The passage of the Climate Mobilization Act in 2019 set New York City up to be a global leader in reducing climate pollution from the city’s largest source: Its buildings. Yet, until recently, NYC has made little progress on reducing emissions from its second-largest source: the transportation sector.
The Sierra Club in NYC—alongside the Majority Leader for the NYC Council, Keith Powers—is facing that problem head-on (or perhaps tailpipe-on). Proposed legislation called the Zero-Emission Vehicles for New York City Act (ZEV4NYC, for short) would require that light- and medium-duty city-owned vehicles be all-electric and emission-free by 2035, and heavy-duty vehicles, shortly thereafter. This is no small feat considering NYC has the country’s largest municipal fleet of over 30,000 cars, trucks, and buses – that means passing this legislation would have immense public health and climate benefits for residents and serve as a model for the country.
The bill addresses transportation pollution by paving the road to clean up the city’s vehicles through setting important purchasing deadlines—dates after which only ZEVs can be purchased by city agencies. As purchasing ZEVs becomes more economically feasible and charging infrastructure is developed, NYC can seize the initiative by making a change that will immediately help New Yorkers and lessen our city’s climate impact.
If passed, this bill would be the most ambitious of its kind in the entire nation in moving a municipal fleet to all-electric. It would cover all the vehicle types that NYC owns or leases. Vehicles like ambulances, fire trucks, sanitation trucks, school buses, and street sweepers are all covered, demonstrating that NYC is prioritizing reducing urban pollution.
According to Department of Health research, NYC has the highest density of primary particulate matter (PM 2.5 ) emissions among large U.S. cities. And like in other large cities, New York’s environmental justice communities suffer disproportionately. Tailpipe emissions contribute to rates of emergency-department visits for cases of PM 2.5-attributable asthma being over eight-times higher in environmental justice communities. This type of health disparity has lasting impacts, with some disadvantaged communities having life expectancies that are ten years lower than their more affluent neighbors. Taking fossil fuel vehicles off the road and replacing them with ZEVs is a necessary step to improve the health of all New Yorkers.
New York State, in general, is a leader in clean transportation.
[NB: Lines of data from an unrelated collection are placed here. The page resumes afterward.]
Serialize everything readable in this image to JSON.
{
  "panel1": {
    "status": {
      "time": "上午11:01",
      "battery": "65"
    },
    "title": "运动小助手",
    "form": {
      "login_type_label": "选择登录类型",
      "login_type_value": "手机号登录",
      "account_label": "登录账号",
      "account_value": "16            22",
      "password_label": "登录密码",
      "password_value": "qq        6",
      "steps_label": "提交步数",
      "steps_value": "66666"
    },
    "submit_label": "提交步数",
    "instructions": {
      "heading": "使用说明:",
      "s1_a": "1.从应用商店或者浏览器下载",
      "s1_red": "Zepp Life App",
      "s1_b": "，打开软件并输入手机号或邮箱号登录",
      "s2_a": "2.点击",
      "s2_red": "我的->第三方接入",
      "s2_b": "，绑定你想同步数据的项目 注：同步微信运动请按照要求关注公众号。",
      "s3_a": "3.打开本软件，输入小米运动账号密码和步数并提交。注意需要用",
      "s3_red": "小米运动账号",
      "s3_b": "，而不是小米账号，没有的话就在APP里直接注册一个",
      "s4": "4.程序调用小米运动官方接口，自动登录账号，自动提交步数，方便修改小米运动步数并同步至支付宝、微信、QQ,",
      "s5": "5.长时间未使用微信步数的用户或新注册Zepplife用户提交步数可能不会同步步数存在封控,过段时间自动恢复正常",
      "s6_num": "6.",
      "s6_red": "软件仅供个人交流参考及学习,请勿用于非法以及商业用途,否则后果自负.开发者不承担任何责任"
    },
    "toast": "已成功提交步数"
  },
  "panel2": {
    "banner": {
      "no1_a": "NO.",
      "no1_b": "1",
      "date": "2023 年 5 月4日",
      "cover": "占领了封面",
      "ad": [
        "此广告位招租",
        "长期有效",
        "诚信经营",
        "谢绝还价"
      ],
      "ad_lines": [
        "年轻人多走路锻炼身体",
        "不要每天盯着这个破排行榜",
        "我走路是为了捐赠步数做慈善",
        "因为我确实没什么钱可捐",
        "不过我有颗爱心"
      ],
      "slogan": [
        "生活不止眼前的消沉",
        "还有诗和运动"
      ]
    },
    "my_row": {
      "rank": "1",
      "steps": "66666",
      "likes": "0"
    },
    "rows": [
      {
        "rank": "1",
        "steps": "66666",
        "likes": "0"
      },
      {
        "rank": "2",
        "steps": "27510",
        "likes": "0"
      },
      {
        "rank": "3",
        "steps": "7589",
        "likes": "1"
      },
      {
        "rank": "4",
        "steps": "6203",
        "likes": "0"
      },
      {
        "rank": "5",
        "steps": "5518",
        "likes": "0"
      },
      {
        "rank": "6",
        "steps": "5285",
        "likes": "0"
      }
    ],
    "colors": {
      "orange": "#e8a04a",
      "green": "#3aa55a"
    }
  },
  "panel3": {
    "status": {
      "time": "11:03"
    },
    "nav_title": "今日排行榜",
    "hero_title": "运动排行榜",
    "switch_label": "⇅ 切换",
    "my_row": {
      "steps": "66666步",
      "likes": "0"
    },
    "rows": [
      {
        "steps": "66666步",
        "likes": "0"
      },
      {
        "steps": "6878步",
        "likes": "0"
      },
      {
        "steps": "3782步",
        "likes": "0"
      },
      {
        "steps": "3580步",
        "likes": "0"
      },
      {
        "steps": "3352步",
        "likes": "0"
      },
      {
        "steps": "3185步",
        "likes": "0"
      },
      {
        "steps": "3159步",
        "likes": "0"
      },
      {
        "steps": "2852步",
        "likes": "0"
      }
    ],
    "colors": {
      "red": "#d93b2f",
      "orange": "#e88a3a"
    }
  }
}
There’s been a lot of momentum on electrifying school buses and transit buses, but we need to do more and on a quicker timeline. New York has 50,000 diesel school buses on the road – a huge source of pollution that creates health problems for both children and their bus drivers. Last year, New York set a target to make sure all school buses across the state are electric by 2035, which is laudable - prioritizing the health of children. The way we get there and by which communities are prioritized first matters. The Sierra Club’s New York team has been working with environmental justice and labor partners to urge Governor Hochul to ensure dedicated funding for electric school buses and to prioritize underserved communities, like the South Bronx, in this transition to clean energy and electric school buses.
As NYC prepares to address its second-largest source of greenhouse gas emissions, cities and environmental leaders around the world are paying attention. During Climate Week NYC, academics, advocates, elected officials, and business leaders will join the Sierra Club to discuss aspects of the Zero-Emission Vehicles for NYC Act and explore its national and global significance.
The vision is clear. The timeline is feasible. Now, NYC must act to transition its fleet to 100 percent ZEVs to combat the climate crisis, safeguard the health of New Yorkers, and make NYC a leader in sustainability.